And we know that our suffering is not meaningless. Paul compares our groaning to the groaning and cries of a woman in childbirth. I haven’t experienced it, and I never will. But those of you who are moms have. And you know that it’s excruciating. Pregnancy itself can be excruciating. But I can tell you this: the joy of holding that little baby far outweighs anything mom experienced during pregnancy or childbirth. It has to. If it didn’t, we’d all be only children because no woman would choose to go through that again. Childbirth involves deep, deep pain, but it isn’t meaningless pain. It is pain filled with hope, because the mother knows what is coming, and when the baby is placed in her arms, it all becomes worth it.

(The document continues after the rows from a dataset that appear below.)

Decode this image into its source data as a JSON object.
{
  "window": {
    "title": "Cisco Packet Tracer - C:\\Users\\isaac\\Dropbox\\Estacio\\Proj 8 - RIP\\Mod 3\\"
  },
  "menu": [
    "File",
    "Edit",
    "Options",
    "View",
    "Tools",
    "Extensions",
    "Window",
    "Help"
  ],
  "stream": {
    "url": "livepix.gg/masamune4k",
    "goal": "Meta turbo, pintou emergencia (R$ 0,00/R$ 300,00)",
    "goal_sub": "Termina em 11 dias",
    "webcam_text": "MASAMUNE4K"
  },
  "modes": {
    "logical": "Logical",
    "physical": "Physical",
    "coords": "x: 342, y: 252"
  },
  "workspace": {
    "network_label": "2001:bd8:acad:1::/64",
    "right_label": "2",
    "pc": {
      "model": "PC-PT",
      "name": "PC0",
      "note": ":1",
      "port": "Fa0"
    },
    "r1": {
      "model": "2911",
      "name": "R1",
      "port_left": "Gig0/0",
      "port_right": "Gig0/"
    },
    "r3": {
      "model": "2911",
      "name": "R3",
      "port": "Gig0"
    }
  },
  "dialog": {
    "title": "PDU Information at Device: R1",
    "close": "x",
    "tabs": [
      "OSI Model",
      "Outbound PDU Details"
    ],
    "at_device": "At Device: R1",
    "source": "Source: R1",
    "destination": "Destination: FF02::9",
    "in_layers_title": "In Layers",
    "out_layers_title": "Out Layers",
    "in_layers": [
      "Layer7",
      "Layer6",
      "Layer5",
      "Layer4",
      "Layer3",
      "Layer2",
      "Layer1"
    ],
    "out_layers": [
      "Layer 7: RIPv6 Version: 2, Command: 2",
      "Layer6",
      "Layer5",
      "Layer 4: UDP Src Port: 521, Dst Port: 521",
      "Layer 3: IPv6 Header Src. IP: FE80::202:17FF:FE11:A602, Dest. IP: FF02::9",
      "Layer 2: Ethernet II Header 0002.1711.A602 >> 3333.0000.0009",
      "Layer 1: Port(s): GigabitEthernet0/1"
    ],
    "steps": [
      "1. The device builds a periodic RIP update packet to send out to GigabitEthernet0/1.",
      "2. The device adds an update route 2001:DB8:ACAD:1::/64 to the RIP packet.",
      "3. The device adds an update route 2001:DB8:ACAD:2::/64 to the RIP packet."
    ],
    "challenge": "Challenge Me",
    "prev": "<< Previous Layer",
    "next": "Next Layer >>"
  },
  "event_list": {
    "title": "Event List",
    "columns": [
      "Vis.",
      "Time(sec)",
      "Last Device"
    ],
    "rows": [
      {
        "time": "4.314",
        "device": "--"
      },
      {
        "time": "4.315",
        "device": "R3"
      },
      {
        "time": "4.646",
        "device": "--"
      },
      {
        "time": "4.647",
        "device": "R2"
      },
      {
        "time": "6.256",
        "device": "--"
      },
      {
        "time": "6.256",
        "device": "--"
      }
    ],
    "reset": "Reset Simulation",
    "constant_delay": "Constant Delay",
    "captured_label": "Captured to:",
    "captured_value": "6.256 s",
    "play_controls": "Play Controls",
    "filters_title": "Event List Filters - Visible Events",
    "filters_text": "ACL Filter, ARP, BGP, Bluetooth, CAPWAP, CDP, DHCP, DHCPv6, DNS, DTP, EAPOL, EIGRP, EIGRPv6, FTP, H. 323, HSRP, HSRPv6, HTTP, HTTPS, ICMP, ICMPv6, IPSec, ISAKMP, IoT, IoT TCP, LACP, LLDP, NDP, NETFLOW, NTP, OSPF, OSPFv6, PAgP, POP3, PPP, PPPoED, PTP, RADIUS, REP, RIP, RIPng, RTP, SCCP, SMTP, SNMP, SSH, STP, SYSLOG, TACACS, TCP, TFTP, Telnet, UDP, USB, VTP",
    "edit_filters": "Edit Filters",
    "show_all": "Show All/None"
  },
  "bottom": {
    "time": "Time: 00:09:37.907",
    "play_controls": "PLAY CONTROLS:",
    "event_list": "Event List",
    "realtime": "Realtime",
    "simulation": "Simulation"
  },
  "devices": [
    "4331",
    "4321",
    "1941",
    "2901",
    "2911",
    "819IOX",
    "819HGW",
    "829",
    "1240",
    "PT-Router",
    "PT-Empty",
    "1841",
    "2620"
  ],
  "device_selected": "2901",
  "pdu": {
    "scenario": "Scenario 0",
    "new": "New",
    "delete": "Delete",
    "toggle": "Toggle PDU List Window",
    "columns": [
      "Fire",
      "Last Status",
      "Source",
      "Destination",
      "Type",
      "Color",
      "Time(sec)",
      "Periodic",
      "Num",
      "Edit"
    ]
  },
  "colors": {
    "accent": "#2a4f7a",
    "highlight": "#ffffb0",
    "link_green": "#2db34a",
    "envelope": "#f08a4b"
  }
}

Elisabeth Elliot has been an inspiration and source of strength to many. Of course, many of us know that she and her first husband, Jim Elliot, were a part of a team of Christian missionaries attempting to make contact with an incredibly remote native tribe in eastern Ecuador in 1956, and that her husband Jim and the three other men on the team were brutally murdered by the very people they were trying to contact. What you may not know is that after the death of her first husband, she married Addison Leitch, who shortly after was diagnosed as having two entirely distinct, unique, unrelated, painful types of cancer. Day and night, literally, she had to care for this godly man. She said she used to pray that God would give her strength to get her through the week. Then it got so difficult that all she could pray for was that God would give her strength to get through the day. Then she used to pray that somehow God would just give her the strength to get through the hour, because at 9 a.m. it was unbearable to think about praying somehow about getting strength for 10 a.m.


In the midst of her struggle, when it was the most difficult, when Addison Leitch was going through the greatest amount of pain, she reread in her quiet time the story of (John 6), where the Lord Jesus met a little boy who had five loaves and two fish. The disciples, as always, wanted to push the little ones away, but Jesus, as always, reached out in love to the little ones. He reached forward to that little one, took that offering, as meager as it was, blessed it, and transformed it, and it fed a multitude. She realized on that day that that was what Jesus Christ wanted to do with her suffering. “What God wants us to be as a family of faith is a group of wounded healers, taking our wounds, however big or small, and transforming them into a healing ministry for Christ.”[i]


Yes, we do suffer in this world, and we long to be set free from the sin we so often struggle with. But as we groan under the burden, we live as people of hope, knowing that the Holy Spirit, alive in us, is bearing our burden with us, and that our suffering has meaning. Let us pray.

[i] “Rejoicing in Our Suffering,” Preaching Today, Tape 74